The website of Xenomai says the following about it Xenomai:

Xenomai brings POSIX and traditional RTOS APIs for porting time-critical applications to Linux-based platforms. When the native Linux kernel cannot meet the response time requirements of the application, Xenomai supplements it with Cobalt, a small real-time infrastructure which schedules time-critical activities independently from the main kernel logic.

Checking the list of supported hardware, the Raspberry Pi 2, 3 B(+) ARM micro (BCM2835) is included.

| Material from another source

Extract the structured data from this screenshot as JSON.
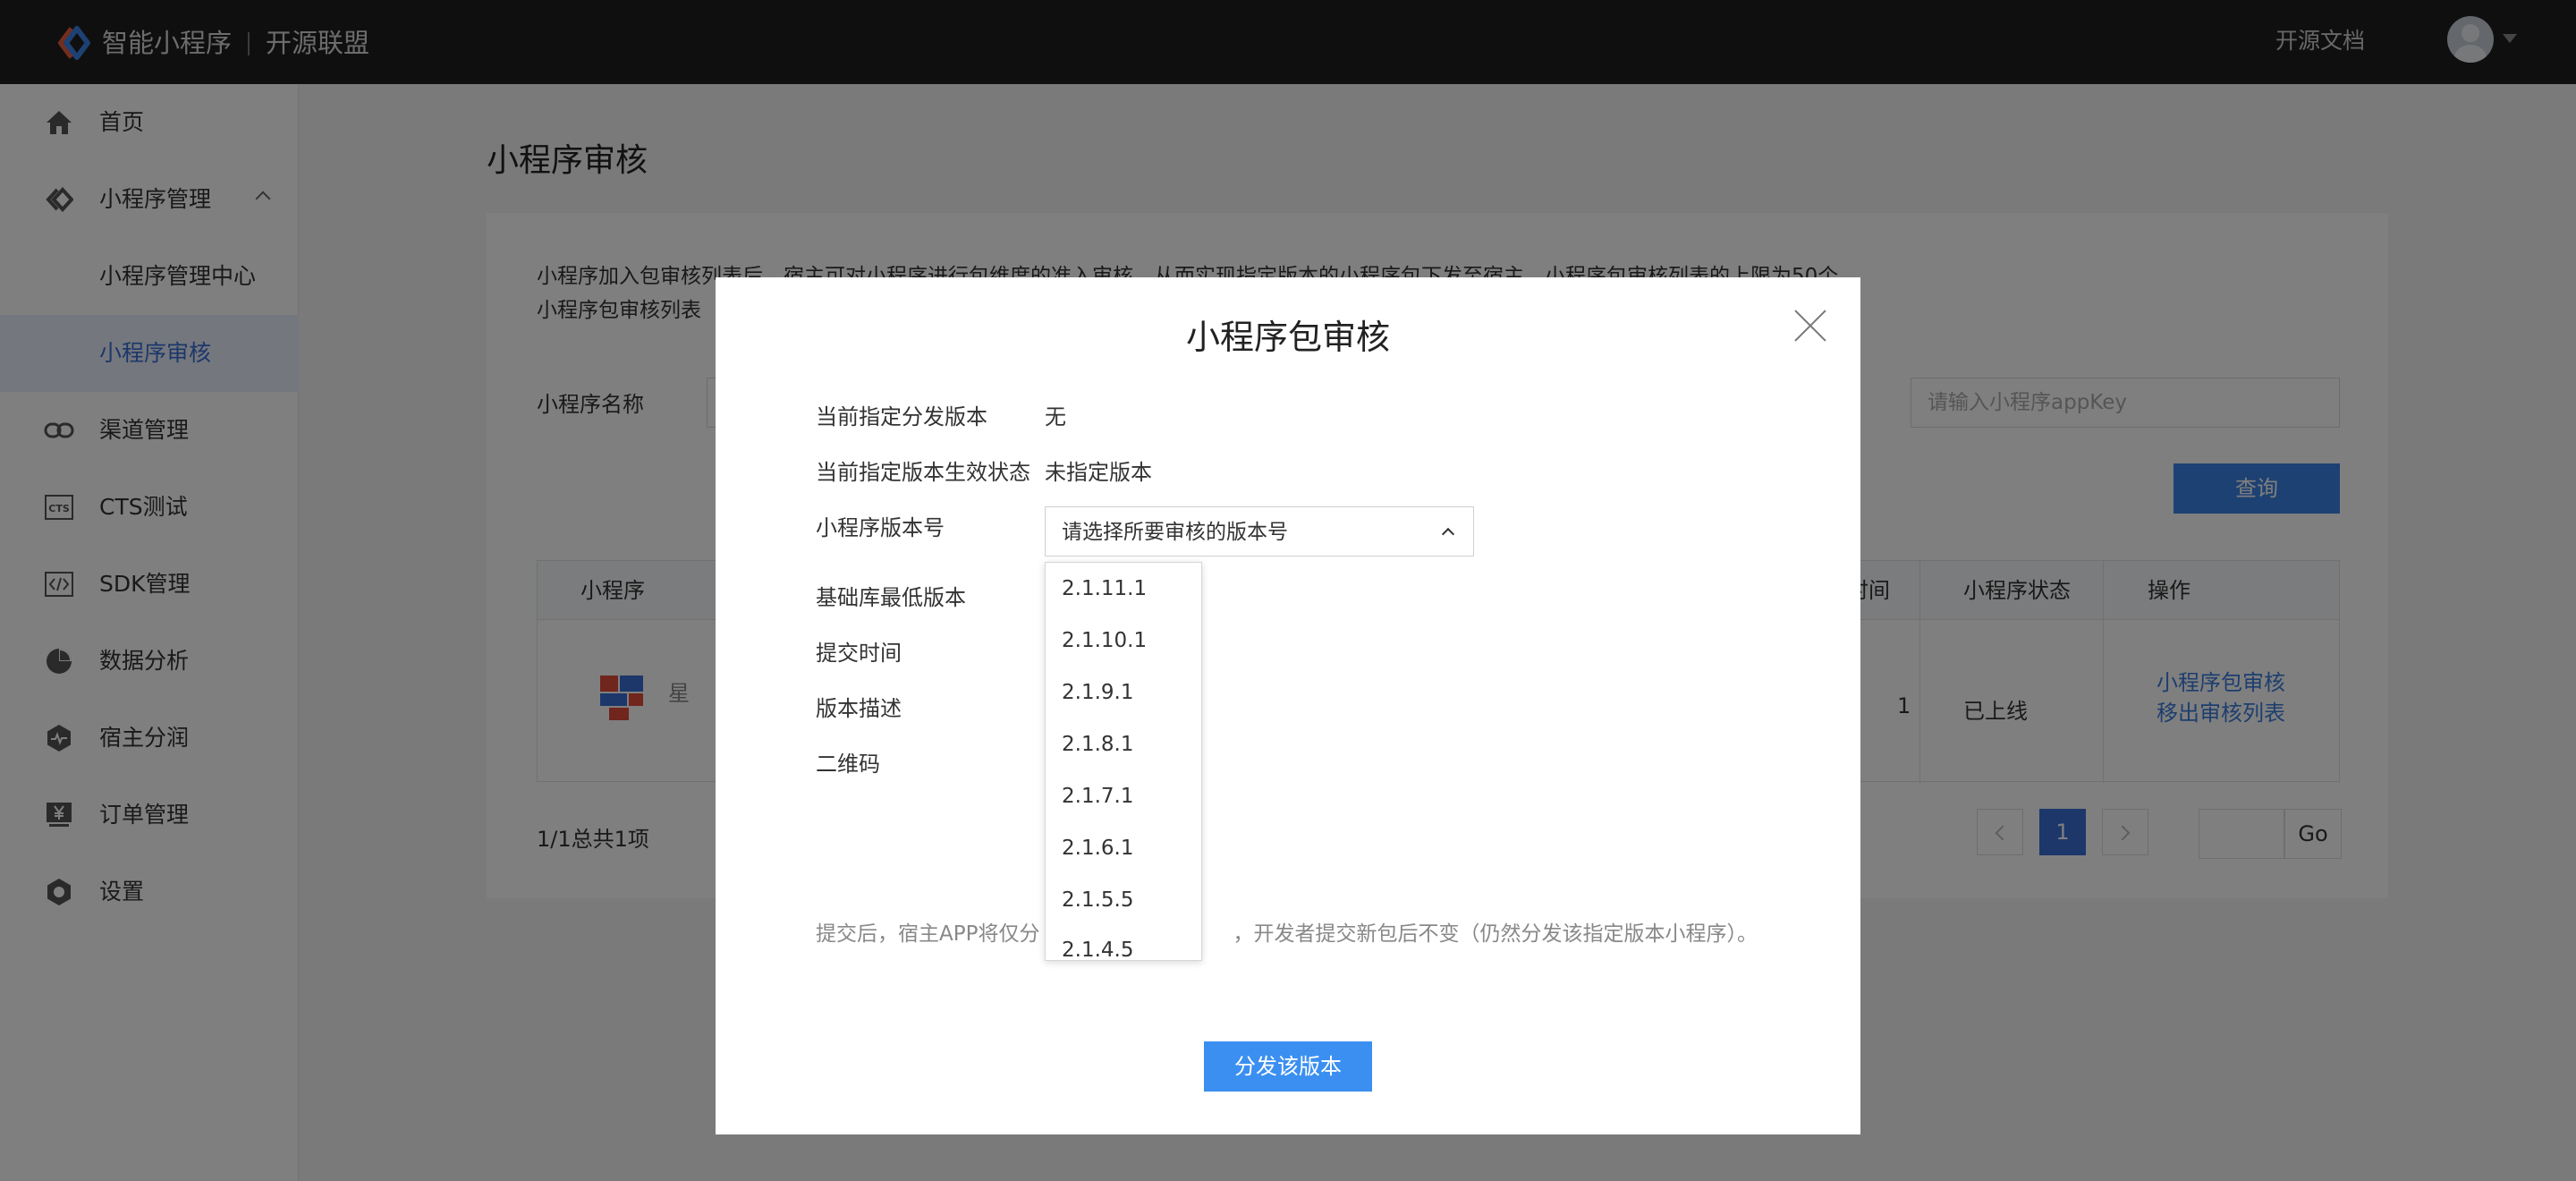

This tutorial is almost the same as the tutorial for Preempt-RT patching, but in this case, we need to patch the kernel. The patched Preempt-RT sources are included in the official Raspberry Pi repository. If you need a tutorial for patching the kernel click on the link above.